# EXERCISE DESCRIPTION:
Reproduce all of the data, making sure that no line differs from the original.

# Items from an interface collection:
- - -

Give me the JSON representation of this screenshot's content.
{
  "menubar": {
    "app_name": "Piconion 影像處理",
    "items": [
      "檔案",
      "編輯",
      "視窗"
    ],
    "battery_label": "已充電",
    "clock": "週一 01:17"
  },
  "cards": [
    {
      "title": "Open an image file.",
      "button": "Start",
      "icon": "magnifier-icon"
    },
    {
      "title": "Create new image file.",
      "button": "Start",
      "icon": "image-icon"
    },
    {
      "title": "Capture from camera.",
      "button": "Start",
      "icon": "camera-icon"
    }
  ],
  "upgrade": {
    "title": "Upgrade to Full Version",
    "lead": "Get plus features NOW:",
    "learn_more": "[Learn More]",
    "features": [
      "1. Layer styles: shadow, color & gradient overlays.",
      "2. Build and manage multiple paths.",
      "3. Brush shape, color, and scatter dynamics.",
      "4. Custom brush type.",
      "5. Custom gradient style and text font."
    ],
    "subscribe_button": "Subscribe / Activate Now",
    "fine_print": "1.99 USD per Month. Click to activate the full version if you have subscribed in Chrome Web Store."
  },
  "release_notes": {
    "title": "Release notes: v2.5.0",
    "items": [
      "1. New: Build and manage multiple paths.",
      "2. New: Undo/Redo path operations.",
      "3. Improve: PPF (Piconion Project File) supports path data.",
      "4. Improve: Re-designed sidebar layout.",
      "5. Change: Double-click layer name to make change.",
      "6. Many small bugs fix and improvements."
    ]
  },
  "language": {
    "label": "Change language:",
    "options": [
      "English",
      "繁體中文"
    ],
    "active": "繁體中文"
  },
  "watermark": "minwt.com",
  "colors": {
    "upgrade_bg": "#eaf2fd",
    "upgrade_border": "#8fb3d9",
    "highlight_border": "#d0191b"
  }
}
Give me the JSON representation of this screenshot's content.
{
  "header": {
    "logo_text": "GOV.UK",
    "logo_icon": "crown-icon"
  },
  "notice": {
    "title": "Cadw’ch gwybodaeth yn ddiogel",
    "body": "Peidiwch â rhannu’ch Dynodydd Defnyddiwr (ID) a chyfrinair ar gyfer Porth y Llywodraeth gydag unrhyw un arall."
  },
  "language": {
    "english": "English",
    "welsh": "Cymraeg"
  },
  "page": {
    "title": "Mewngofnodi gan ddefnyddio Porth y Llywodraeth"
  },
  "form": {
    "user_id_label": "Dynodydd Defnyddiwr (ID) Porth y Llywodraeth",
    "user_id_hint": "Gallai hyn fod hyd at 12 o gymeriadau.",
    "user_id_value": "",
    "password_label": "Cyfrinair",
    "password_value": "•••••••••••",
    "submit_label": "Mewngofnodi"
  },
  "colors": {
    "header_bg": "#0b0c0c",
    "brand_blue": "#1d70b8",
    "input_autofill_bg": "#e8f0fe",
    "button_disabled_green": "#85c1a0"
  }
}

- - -

# YOUR SOLUTION:
Give me the JSON representation of this screenshot's content.
{
  "menubar": {
    "app_name": "Piconion 影像處理",
    "items": [
      "檔案",
      "編輯",
      "視窗"
    ],
    "battery_label": "已充電",
    "clock": "週一 01:17"
  },
  "cards": [
    {
      "title": "Open an image file.",
      "button": "Start",
      "icon": "magnifier-icon"
    },
    {
      "title": "Create new image file.",
      "button": "Start",
      "icon": "image-icon"
    },
    {
      "title": "Capture from camera.",
      "button": "Start",
      "icon": "camera-icon"
    }
  ],
  "upgrade": {
    "title": "Upgrade to Full Version",
    "lead": "Get plus features NOW:",
    "learn_more": "[Learn More]",
    "features": [
      "1. Layer styles: shadow, color & gradient overlays.",
      "2. Build and manage multiple paths.",
      "3. Brush shape, color, and scatter dynamics.",
      "4. Custom brush type.",
      "5. Custom gradient style and text font."
    ],
    "subscribe_button": "Subscribe / Activate Now",
    "fine_print": "1.99 USD per Month. Click to activate the full version if you have subscribed in Chrome Web Store."
  },
  "release_notes": {
    "title": "Release notes: v2.5.0",
    "items": [
      "1. New: Build and manage multiple paths.",
      "2. New: Undo/Redo path operations.",
      "3. Improve: PPF (Piconion Project File) supports path data.",
      "4. Improve: Re-designed sidebar layout.",
      "5. Change: Double-click layer name to make change.",
      "6. Many small bugs fix and improvements."
    ]
  },
  "language": {
    "label": "Change language:",
    "options": [
      "English",
      "繁體中文"
    ],
    "active": "繁體中文"
  },
  "watermark": "minwt.com",
  "colors": {
    "upgrade_bg": "#eaf2fd",
    "upgrade_border": "#8fb3d9",
    "highlight_border": "#d0191b"
  }
}
Give me the JSON representation of this screenshot's content.
{
  "header": {
    "logo_text": "GOV.UK",
    "logo_icon": "crown-icon"
  },
  "notice": {
    "title": "Cadw’ch gwybodaeth yn ddiogel",
    "body": "Peidiwch â rhannu’ch Dynodydd Defnyddiwr (ID) a chyfrinair ar gyfer Porth y Llywodraeth gydag unrhyw un arall."
  },
  "language": {
    "english": "English",
    "welsh": "Cymraeg"
  },
  "page": {
    "title": "Mewngofnodi gan ddefnyddio Porth y Llywodraeth"
  },
  "form": {
    "user_id_label": "Dynodydd Defnyddiwr (ID) Porth y Llywodraeth",
    "user_id_hint": "Gallai hyn fod hyd at 12 o gymeriadau.",
    "user_id_value": "",
    "password_label": "Cyfrinair",
    "password_value": "•••••••••••",
    "submit_label": "Mewngofnodi"
  },
  "colors": {
    "header_bg": "#0b0c0c",
    "brand_blue": "#1d70b8",
    "input_autofill_bg": "#e8f0fe",
    "button_disabled_green": "#85c1a0"
  }
}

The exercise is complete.